Our team is collaborating with established, productive polyculture farmers to assess ecosystem services production from their farms. In particular, we aim to understand the potential for woody polyculture systems to increase farm yields, enhance carbon sequestration, reduce greenhouse gas emissions, and improve water quality (i.e., reduce nutrient leaching) when compared to conventional agriculture in the Midwest.
What are ecosystem services?
Ecosystem services are the benefits we obtain from ecosystems. Ecosystem services include: provisioning, regulating, cultural, and supporting services. Provisioning services provide products we use, including food, fiber, timber, and freshwater. Regulating services provide important controls over climate, water and air quality, flooding, pests and diseases, and pollination. Cultural services are the nonmaterial (e.g. aesthetic, spiritual, educational, and recreational) ecosystem benefits. Finally, supporting services provide essential ecosystem functioning such as nutrient cycling, soil formation, primary production, and biodiversity, which underlie all other ecosystem services.
Where does this study take place?
This project takes place on established food-producing woody polyculture farms in the Midwest.
Why work on real farms?
Working on real farms allow us to look for the ecosystem services production across various woody perennial crops, soil types, farm ages, and management regimes. Working with farmers directly guides the development of research questions and experimental trials relevant to farmers.
Why do you expect woody polyculture to increase ecosystem services production?
Midwest U.S. agriculture is currently dominated by annual monoculture systems.
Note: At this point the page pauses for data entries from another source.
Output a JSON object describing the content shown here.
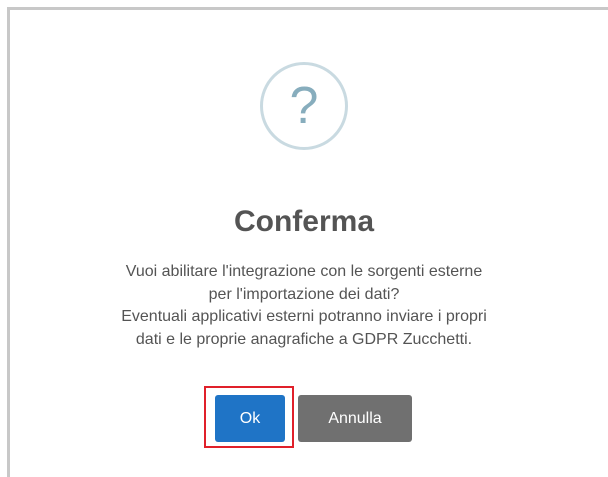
{
  "dialog": {
    "icon": "question-icon",
    "icon_glyph": "?",
    "title": "Conferma",
    "message_lines": [
      "Vuoi abilitare l'integrazione con le sorgenti esterne",
      "per l'importazione dei dati?",
      "Eventuali applicativi esterni potranno inviare i propri",
      "dati e le proprie anagrafiche a GDPR Zucchetti."
    ],
    "ok_label": "Ok",
    "cancel_label": "Annulla"
  },
  "colors": {
    "ok_button": "#1f74c6",
    "cancel_button": "#707070",
    "highlight": "#e0202a",
    "icon": "#87adbd",
    "text": "#545454"
  }
}
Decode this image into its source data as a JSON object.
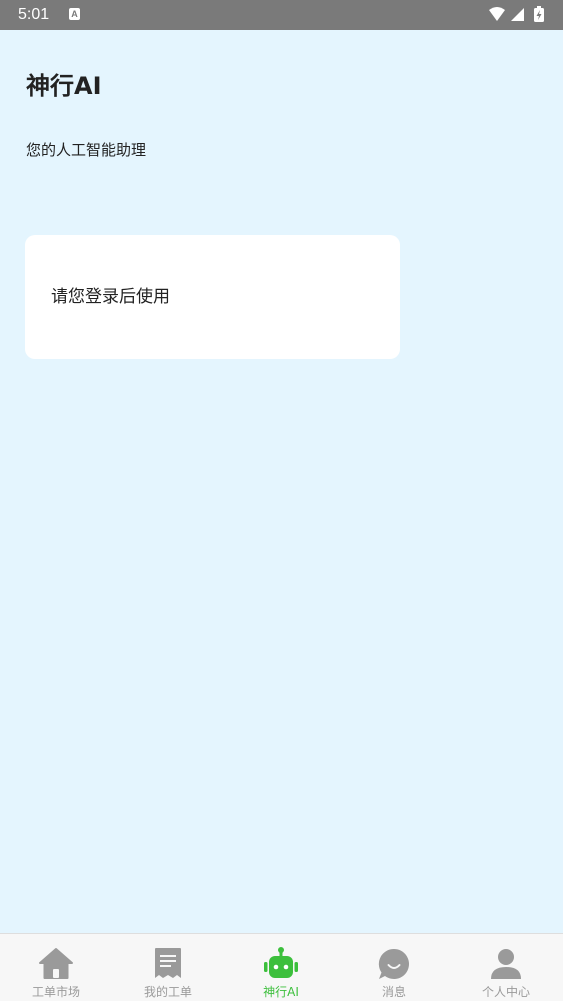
{
  "status_bar": {
    "time": "5:01",
    "keyboard_badge": "A",
    "icons": [
      "wifi-icon",
      "signal-icon",
      "battery-charging-icon"
    ]
  },
  "page": {
    "title": "神行AI",
    "subtitle": "您的人工智能助理"
  },
  "login_card": {
    "message": "请您登录后使用"
  },
  "tab_bar": {
    "active_color": "#3cbf3c",
    "inactive_color": "#9a9a9a",
    "tabs": [
      {
        "label": "工单市场",
        "icon": "home-icon",
        "active": false
      },
      {
        "label": "我的工单",
        "icon": "document-icon",
        "active": false
      },
      {
        "label": "神行AI",
        "icon": "robot-icon",
        "active": true
      },
      {
        "label": "消息",
        "icon": "chat-bubble-icon",
        "active": false
      },
      {
        "label": "个人中心",
        "icon": "user-icon",
        "active": false
      }
    ]
  },
  "colors": {
    "background": "#e4f5fe",
    "status_bar": "#7a7a7a",
    "card": "#ffffff"
  }
}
These cropping systems rely heavily on inputs of energy, fertilizers, and pesticides, which result in greenhouse gas emissions, surface and groundwater pollution, biodiversity loss, and soil degradation and erosion.
Woody polyculture cropping systems offer a sustainable solution through their unique advantages over conventional annual crop systems. Perennial growth allows for efficient utilization of nutrient and water resources (reducing the required inputs) and sequesters more carbon in biomass and soil. Continuous soil cover and the sustained presence of roots provides soil conservation. Integration of tree crops supports vertical layering of production; while a mixed community of fruit/nut crops diversifies products and increases the financial resilience of farms.
In short, we expect that woody polycultures will provide farmers with resilient livelihoods, while preventing soil erosion, minimizing synthetic fertilizer inputs, conserving nutrients, increasing farm biodiversity (including non-crop biodiversity), improving visual quality, and removing excess nutrients
1. Build an integrated community of Midwest woody polyculture farmers and researchers
2. Quantify ecosystem services (yield, nutrient leaching, and soil greenhouse gas emissions) of woody polyculture versus conventional corn-soy agriculture.
3. Characterize the life cycle environmental implications of a transition from corn-soy to woody polyculture systems
Wendy Yang, [Lead PI] Assistant Professor of Plant Biology and Geology
Sarah Taylor Lovell, Associate Professor of Crop Sciences.
Jeremy Guest, Assistant Professor of Civil and Environmental Engineering
William Eddy, Postdoctoral Associate in Plant Biology
Diana Kapanzhi, M.S. in Environmental Engineering
Conceptual diagram showing predicted ecosystem services production from high-input corn soybean rotation and woody polyculture. The size of a flower petal corresponds to the relative productive of an ecosystem service.
William Eddy pulling a soil corer from one meter depth.
Intercropping of Chinese Chestnut and Pawpaw
Tom Wahl and Kathy Dice at Red Fern Farm (Click to read more) in Wapello, Iowa